NEW YORK — FAO Schwarz spokesman Alan Marcus found himself in the Star Wars Boutique at precisely 10 a.m. Monday when the Fifth Avenue toy emporium opened to a roar that, he said, “sounded just like you hear at the ballgame when someone hits a home run.”
Someone had — and his name is George Lucas.
With his “Phantom Menace” premiere still about two weeks away, the “Star Wars” creator managed to draw more than 1,500 shoppers out to FAO’s flagship store for a special minute-after-midnight opportunity — the store had been open from 12:01 to 3:30 a.m. for really impatient shoppers — to buy as many of the several-hundred new “Star Wars” items as they liked.
And buy they did: Early feedback reveals the average customer added between seven and eight pieces to their “Star Wars” collections for an average outlay estimated at $100.
Then again, Marcus said, more than a few of those customers “went out of here with two or three shopping carts.”
It was a scene replicated in the Southland and across the country at stores including Wal-Mart, Toys R Us and KayBee Toys.
At a Toys R Us in Los Feliz, 30-year-old construction worker Gil Juarez dropped more than $100 on action figures and children’s underwear, noting that one benefit of being an adult is that your parents can’t say no to such purchases anymore.
The “Star Wars” tie-in juggernaut got off to a rollicking start as well, with Pepsi-Cola shipping for retail shelves this week the first five collectible cans of what will ultimately be a limited-edition set of 24.
Anakin Skywalker is already out there on Pepsi; Darth Maul on Mountain Dew, Queen Amidala on Diet Pepsi, Chancellor Valdrum on Pepsi ONE and Qui-Gon Jinn on select-market soda Storm.
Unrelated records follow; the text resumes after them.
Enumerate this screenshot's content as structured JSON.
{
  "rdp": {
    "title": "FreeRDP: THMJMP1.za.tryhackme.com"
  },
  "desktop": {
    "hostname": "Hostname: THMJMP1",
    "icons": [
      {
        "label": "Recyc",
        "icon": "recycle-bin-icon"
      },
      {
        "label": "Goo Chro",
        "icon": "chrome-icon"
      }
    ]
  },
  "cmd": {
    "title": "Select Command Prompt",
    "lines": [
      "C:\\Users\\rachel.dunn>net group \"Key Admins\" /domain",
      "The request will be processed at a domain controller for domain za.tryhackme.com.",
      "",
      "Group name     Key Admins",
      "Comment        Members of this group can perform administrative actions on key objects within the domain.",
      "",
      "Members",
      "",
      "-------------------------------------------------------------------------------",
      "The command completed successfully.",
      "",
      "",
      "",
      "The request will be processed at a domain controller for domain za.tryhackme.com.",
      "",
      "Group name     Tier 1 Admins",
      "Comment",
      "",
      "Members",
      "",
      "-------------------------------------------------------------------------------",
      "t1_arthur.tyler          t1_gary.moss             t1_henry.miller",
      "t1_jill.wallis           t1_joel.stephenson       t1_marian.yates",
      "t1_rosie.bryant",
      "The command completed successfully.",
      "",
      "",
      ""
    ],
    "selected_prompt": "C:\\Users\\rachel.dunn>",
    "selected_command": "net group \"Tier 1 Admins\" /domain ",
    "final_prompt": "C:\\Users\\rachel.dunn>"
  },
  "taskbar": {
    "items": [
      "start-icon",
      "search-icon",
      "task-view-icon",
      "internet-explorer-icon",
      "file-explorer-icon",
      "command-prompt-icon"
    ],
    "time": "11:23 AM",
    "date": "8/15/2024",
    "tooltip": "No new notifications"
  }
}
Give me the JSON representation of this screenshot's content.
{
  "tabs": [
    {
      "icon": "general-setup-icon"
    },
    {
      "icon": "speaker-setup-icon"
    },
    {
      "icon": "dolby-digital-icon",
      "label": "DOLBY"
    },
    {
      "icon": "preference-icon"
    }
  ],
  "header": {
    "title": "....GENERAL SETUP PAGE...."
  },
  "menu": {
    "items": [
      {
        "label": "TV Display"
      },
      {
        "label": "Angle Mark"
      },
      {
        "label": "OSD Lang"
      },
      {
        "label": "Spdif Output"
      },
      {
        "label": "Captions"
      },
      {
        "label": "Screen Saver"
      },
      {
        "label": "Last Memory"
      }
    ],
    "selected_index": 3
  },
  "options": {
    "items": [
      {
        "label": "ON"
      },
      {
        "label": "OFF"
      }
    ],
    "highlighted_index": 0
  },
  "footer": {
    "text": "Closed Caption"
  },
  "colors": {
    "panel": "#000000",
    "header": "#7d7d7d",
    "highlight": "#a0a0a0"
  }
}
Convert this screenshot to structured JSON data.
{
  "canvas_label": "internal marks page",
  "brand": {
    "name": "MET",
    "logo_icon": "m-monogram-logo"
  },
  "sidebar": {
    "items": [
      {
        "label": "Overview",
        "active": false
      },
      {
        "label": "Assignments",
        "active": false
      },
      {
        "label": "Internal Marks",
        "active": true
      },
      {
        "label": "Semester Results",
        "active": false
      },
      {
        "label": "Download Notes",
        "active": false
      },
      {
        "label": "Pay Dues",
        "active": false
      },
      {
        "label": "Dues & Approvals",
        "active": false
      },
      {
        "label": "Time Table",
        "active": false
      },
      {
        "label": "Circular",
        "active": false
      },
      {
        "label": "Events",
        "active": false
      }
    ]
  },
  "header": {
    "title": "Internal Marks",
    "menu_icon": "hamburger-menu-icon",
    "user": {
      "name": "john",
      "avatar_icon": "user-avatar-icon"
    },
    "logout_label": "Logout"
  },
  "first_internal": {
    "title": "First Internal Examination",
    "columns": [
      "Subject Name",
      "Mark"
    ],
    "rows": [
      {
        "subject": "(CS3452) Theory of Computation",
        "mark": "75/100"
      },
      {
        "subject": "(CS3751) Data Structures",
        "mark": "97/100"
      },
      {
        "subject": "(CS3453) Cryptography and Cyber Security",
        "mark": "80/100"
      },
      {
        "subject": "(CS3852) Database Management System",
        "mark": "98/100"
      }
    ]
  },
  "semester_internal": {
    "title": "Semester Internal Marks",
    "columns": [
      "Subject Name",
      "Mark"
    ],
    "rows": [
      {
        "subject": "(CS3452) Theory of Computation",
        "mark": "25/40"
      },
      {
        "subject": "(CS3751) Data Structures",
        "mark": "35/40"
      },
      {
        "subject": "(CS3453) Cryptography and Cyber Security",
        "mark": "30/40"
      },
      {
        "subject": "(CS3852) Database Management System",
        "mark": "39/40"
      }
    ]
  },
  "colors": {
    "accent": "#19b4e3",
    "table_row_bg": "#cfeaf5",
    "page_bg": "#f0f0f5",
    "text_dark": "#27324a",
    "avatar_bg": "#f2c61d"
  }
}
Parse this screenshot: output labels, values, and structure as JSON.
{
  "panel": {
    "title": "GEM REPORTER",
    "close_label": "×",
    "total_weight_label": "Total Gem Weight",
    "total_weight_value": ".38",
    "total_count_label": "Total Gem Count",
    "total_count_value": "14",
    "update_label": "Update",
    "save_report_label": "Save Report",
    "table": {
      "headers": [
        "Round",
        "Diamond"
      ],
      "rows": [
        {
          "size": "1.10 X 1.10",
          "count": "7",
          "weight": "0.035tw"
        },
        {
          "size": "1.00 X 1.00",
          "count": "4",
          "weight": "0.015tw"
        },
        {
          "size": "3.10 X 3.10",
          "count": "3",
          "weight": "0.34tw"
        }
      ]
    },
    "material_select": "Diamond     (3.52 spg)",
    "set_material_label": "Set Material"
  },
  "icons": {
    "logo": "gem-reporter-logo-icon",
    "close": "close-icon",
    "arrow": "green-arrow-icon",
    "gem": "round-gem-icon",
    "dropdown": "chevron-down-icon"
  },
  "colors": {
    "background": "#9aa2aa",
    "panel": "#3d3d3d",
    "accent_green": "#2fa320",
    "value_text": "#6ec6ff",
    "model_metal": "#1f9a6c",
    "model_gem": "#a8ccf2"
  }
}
Total number of collectible cans: 5 billion.
Pepsi’s also distributing 250,000 special Gold Yoda cans, which can be kept as collector items themselves or redeemed for a $20 “Star Wars” check.
The promotion is but part of the $2-billion multimovie licensing deal Pepsi put together with Lucasfilm three years ago.
Tricon Global Restaurants, a part of PepsiCo when the deal was struck, has since been spun off, but its “Star Wars” connection remains intact.
The owner of Pizza Hut, KFC and Taco Bell, Tricon confirmed Monday that, beginning May 12, each chain will be dressed up “to represent a different part of that galaxy far, far away” (Variety, April 26-May 2).
KFC will serve as Planet Naboo, Pizza Hut as Planet Coruscant and Taco Bell as Planet Tatooine, Tricon said of a massive promotion that will also feature 28 toys and “cup toppers” with characters from the movie.
As for FAO’s “Phantom” frenzy, the buying op was in strict adherence with the controls Lucas Licensing exacted from licensees and retailers — specifically, no sales until Monday, May 3.
Having opened at 12:01 a.m., FAO stayed opened until 3:30 a.m. to satisfy the initial 1,000-plus throng, only to open at its normal 10 a.m. hour to another line of “Phantom” faithful.
Spokesman Marcus remained in the store the 6-1/2 hours it was closed, often surveying the special second-floor “tremendously interactive” boutique designed in conjunction with Lucasfilm Ltd.
“It’s breathtaking,” he reported, being packed, as it is, with “everything from life-size R2D2s to a giant screen that runs the ‘Phantom Menace’ trailer as a nonstop loop.”
Thus his conclusion, based not only on the boutique’s design but on “the Mardi Gras atmosphere” that sustained itself all the way through “Menace” Monday: “I can safely say that, in our 137 years, we have never seen an entertainment property create anything near this much excitement.”
(The Associated Press contributed to this report.)